Cabernet Sauvignon and Blends

- Cabernet Sauvignon has come a long way from its role as a blending varietal, however dominant, in the wines of Bordeaux. Today it is the most planted red varietal in the world. Identified as a descendent of Cabernet Franc and Sauvignon Blanc, the late-ripening Cabernet Sauvignon needs to be planted in warmer climates to fully ripen. Its small berries can easily be identified for their distinctive blue color, thick skins and high tannins. And while the varietal has its own definitive characteristics: green pepper-like aromas and black currant flavors among them, it is perhaps most prized for its ability to convey terroir, vintage and winemaking. A relatively new varietal, Cabernet Sauvignon started making inroads into the wines of the Médoc and Graves in the late-18th century. Today it is also dominant in the up-and-coming Entre-Deux-Mers region of Bordeaux and can also be found in Southwest France. It is the companion varietal to Sangiovese in Italy's Super Tuscans and is planted all over Europe, stretching to lesser-known winegrowing regions like Russia and Lebanon. In the Americas Cabernet Sauvignon has found champions in every nook and cranny of California and among winemakers in Washington, where it complements plantings of Merlot. In South America, Cab thrives in Chile, but can also be found in smaller amounts in Argentina and even in Mexico.
Country:

France

- When it comes to wine, France stands alone. No other country can beat it in terms of quality and diversity. And while many of its Region, Bordeaux, Burgundy and Champagne most obviously, produce wine as rare, as sought-after and nearly as expensive as gold, there are just as many obscurities and values to be had from little known appellations throughout the country. To learn everything there is to know about French wine would take a lifetime. To understand and appreciate French wine, one only has to begin tasting them.
Sub-Region:

Bordeaux

Specific Appellation:

Pauillac

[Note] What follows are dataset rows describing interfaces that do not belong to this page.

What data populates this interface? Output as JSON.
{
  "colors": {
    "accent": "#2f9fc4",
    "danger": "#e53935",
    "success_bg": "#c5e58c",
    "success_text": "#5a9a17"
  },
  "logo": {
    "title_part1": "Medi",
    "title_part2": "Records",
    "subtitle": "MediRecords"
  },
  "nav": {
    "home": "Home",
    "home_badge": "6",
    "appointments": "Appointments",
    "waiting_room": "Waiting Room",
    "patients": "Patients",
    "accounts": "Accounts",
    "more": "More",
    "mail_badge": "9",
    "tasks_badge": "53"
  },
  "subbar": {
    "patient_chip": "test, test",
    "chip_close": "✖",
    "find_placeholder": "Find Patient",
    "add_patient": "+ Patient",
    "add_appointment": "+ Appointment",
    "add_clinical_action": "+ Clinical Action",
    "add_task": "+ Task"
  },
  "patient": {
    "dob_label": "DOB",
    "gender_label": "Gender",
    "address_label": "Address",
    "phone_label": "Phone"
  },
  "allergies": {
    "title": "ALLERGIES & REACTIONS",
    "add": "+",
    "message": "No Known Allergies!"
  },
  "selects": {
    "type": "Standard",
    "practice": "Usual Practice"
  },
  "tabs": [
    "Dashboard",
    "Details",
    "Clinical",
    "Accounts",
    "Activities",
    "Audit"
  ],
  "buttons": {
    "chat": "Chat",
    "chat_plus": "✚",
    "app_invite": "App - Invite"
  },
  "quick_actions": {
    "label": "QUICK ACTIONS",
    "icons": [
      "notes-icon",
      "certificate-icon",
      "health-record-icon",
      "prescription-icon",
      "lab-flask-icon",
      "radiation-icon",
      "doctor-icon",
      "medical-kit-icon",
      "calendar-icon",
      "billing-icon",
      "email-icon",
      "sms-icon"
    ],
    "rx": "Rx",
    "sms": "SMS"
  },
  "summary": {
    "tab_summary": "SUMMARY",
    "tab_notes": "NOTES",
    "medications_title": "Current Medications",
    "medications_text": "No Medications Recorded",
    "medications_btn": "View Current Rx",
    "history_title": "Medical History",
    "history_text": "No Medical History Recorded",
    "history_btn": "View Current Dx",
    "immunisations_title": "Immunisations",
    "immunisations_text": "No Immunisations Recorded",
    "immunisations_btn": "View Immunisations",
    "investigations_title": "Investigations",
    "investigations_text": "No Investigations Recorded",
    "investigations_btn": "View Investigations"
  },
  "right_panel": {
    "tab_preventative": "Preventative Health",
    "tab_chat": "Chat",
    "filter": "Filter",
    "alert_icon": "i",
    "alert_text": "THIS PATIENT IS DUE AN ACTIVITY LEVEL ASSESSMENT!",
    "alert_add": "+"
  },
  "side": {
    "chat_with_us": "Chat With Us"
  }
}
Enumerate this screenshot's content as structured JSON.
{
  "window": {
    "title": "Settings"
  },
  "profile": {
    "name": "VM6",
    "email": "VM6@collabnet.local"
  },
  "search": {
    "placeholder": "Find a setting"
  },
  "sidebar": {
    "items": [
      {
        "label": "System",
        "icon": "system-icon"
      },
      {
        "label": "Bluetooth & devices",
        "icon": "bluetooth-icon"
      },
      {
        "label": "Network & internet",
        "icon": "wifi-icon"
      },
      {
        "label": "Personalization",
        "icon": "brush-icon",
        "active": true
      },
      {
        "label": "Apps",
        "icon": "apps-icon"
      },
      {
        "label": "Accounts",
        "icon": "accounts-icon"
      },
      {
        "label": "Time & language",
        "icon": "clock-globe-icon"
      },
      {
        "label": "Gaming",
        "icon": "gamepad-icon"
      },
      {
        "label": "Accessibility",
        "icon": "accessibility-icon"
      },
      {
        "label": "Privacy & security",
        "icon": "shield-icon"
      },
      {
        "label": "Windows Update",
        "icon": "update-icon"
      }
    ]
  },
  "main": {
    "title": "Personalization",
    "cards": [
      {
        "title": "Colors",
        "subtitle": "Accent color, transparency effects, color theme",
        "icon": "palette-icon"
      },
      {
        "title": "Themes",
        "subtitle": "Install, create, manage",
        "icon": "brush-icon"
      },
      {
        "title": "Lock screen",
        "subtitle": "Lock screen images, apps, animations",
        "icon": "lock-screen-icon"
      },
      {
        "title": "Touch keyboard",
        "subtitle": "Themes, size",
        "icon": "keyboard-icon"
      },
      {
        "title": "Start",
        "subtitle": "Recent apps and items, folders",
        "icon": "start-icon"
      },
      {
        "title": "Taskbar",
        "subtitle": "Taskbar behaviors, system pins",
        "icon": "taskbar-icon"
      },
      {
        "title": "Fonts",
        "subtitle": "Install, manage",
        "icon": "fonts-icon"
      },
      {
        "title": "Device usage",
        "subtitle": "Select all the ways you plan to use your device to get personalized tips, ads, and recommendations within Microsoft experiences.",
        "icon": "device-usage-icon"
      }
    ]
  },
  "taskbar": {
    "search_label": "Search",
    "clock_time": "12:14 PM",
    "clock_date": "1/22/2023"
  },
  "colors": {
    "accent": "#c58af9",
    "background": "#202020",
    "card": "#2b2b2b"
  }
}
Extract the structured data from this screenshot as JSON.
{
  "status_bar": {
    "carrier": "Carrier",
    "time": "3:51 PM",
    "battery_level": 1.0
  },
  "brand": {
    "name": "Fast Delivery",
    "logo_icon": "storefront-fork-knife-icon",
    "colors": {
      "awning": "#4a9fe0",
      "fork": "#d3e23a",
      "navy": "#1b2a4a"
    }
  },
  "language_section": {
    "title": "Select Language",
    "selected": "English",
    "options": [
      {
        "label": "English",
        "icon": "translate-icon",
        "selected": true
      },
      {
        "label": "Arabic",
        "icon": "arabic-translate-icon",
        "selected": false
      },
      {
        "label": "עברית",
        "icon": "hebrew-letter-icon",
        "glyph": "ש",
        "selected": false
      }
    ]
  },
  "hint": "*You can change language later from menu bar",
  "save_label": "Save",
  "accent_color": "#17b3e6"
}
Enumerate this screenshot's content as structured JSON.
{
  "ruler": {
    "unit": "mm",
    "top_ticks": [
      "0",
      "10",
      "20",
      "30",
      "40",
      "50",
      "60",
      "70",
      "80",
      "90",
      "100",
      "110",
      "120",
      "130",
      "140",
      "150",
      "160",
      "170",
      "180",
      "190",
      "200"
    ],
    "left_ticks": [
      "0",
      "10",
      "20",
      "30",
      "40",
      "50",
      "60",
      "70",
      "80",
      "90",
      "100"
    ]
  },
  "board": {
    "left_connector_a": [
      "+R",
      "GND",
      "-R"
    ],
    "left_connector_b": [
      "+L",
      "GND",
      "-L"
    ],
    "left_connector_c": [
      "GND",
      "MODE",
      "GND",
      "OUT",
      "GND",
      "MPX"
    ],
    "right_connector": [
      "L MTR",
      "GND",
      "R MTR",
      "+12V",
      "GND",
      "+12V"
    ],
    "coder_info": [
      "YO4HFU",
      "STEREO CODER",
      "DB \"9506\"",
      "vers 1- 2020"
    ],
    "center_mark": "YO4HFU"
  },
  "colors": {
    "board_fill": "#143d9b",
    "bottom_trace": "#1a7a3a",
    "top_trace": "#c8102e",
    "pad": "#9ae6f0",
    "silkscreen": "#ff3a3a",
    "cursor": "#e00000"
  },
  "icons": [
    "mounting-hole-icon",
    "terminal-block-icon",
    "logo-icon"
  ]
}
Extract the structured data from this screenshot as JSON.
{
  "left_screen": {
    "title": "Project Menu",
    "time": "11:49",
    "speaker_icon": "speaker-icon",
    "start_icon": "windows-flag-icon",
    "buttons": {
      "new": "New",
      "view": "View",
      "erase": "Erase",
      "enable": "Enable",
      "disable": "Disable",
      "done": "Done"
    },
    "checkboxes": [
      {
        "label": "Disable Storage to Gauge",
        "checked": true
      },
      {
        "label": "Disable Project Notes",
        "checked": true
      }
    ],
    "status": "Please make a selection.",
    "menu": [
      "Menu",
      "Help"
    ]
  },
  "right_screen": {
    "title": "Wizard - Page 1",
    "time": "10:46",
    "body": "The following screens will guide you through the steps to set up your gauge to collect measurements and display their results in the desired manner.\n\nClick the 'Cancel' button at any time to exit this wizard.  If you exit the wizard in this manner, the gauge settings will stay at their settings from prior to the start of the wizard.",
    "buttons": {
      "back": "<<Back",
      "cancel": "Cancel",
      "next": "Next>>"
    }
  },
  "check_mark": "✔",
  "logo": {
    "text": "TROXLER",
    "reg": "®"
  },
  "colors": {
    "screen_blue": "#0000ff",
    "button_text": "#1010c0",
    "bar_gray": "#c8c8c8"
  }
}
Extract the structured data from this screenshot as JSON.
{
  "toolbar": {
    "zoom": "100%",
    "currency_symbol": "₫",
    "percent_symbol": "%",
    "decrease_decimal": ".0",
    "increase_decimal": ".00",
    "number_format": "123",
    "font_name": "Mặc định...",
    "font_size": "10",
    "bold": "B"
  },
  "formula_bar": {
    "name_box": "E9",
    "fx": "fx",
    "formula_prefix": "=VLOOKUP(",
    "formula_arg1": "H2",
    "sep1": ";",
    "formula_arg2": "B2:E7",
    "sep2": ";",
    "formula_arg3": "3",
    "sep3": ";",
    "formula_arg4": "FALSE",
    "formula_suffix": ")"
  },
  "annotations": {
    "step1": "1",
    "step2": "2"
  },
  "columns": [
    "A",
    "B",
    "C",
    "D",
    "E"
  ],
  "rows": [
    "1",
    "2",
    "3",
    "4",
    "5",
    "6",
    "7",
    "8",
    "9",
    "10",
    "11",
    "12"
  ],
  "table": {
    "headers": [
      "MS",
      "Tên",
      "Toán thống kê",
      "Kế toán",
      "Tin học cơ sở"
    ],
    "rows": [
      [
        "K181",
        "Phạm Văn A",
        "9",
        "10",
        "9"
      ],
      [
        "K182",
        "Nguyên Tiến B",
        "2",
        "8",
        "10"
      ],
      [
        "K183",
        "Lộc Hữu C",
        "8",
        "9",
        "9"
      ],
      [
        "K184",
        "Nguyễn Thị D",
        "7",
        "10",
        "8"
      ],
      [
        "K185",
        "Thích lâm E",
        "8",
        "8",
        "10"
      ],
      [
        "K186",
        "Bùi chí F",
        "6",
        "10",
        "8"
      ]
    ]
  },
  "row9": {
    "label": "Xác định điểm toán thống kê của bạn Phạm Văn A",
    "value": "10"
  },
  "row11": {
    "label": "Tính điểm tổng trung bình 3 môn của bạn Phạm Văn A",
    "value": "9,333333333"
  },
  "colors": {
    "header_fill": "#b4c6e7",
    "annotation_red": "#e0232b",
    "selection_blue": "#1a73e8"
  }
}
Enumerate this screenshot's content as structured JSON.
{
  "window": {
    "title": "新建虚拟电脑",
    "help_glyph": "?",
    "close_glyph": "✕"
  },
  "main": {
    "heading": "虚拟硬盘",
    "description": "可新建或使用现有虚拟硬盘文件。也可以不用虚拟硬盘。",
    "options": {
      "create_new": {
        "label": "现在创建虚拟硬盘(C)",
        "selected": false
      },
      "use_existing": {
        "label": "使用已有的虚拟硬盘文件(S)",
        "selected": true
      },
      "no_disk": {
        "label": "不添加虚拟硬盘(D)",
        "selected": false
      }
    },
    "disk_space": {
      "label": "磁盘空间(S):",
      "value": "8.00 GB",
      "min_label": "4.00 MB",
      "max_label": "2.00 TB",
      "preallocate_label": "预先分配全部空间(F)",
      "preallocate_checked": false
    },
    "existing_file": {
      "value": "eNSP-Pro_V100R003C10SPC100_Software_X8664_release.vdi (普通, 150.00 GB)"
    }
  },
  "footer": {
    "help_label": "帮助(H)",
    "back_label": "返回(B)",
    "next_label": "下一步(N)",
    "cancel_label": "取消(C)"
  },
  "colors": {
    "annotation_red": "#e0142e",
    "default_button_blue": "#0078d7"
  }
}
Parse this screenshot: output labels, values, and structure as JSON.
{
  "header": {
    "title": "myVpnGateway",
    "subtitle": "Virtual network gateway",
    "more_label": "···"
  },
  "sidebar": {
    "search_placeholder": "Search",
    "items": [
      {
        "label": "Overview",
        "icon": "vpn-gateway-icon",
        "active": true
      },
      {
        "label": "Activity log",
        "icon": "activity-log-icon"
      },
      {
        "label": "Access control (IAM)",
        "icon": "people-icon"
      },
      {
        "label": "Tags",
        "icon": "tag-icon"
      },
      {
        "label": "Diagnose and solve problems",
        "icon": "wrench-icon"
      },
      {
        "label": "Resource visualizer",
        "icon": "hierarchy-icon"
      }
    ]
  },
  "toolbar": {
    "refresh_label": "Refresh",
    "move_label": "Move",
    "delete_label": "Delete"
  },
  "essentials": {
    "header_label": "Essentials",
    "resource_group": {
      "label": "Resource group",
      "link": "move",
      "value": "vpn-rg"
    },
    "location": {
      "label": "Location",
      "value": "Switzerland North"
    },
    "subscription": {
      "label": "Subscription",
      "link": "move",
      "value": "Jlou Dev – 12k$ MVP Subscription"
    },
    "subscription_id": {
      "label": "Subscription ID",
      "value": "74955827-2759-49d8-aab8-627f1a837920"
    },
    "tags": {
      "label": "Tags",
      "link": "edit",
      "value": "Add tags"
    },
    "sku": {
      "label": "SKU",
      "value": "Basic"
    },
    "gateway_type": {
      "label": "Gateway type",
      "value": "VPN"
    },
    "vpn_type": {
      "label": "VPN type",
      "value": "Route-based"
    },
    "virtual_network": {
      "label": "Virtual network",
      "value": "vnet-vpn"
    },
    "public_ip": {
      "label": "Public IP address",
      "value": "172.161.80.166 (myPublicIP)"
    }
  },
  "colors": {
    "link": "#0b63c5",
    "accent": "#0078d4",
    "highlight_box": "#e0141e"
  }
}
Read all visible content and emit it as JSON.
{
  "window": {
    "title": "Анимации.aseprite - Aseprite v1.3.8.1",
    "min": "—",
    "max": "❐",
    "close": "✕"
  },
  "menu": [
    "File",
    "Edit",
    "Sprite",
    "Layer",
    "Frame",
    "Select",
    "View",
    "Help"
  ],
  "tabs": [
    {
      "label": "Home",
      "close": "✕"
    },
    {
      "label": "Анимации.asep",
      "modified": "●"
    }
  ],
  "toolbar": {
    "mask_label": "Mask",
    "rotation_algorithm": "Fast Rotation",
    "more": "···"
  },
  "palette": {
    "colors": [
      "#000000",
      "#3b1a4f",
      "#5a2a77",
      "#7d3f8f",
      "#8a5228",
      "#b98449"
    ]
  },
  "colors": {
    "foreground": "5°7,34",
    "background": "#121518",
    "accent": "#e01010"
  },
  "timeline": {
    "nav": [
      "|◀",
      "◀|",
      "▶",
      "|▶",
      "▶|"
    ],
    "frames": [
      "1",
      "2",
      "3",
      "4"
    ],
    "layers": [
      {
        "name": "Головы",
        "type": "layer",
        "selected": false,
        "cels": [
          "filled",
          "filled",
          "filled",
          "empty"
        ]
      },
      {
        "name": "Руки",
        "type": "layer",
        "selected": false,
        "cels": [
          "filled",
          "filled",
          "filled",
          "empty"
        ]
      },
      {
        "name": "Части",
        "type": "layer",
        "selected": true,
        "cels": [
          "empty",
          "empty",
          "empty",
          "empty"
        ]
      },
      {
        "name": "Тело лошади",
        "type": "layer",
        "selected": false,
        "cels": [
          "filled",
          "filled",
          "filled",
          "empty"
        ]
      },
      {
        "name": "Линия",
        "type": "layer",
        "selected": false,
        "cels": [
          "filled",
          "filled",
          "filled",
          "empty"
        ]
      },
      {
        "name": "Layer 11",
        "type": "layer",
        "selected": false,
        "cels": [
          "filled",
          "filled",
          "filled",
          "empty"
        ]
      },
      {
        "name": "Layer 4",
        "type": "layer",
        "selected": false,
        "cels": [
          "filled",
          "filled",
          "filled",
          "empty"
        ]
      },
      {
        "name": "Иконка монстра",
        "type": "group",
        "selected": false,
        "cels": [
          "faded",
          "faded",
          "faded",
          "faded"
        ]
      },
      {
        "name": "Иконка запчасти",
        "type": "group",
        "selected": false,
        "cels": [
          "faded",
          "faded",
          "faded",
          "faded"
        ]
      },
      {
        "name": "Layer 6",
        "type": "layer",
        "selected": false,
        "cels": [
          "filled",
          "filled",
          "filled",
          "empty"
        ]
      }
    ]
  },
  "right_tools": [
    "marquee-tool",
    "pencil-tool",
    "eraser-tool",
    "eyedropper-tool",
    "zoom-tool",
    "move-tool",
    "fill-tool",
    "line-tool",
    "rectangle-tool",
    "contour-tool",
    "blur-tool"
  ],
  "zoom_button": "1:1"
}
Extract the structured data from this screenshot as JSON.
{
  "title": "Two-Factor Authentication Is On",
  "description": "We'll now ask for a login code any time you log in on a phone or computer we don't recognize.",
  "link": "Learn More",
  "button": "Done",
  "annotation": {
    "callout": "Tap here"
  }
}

- Pauillac is probably the most famous village in Bordeaux. Located between St. Julien and St. Estephe, it has more of the top ranked chateau than the other four appellations of the Haut Medoc. This area has three of the five premier cru classe wineries: Lafite Rothschild, Latour, and Mouton Rothschild. There are two of the top second-growths (Pichon Lalande and Pichon Baron) as well as several outstanding fourth and fifth-growth chateaux including Lynch Bages. Because of the gravely soils and great drainage, Pauillac has the ideal conditions to grow great Cabernet Sauvignon. The wines from this village are some of the longest-lived in Bordeaux.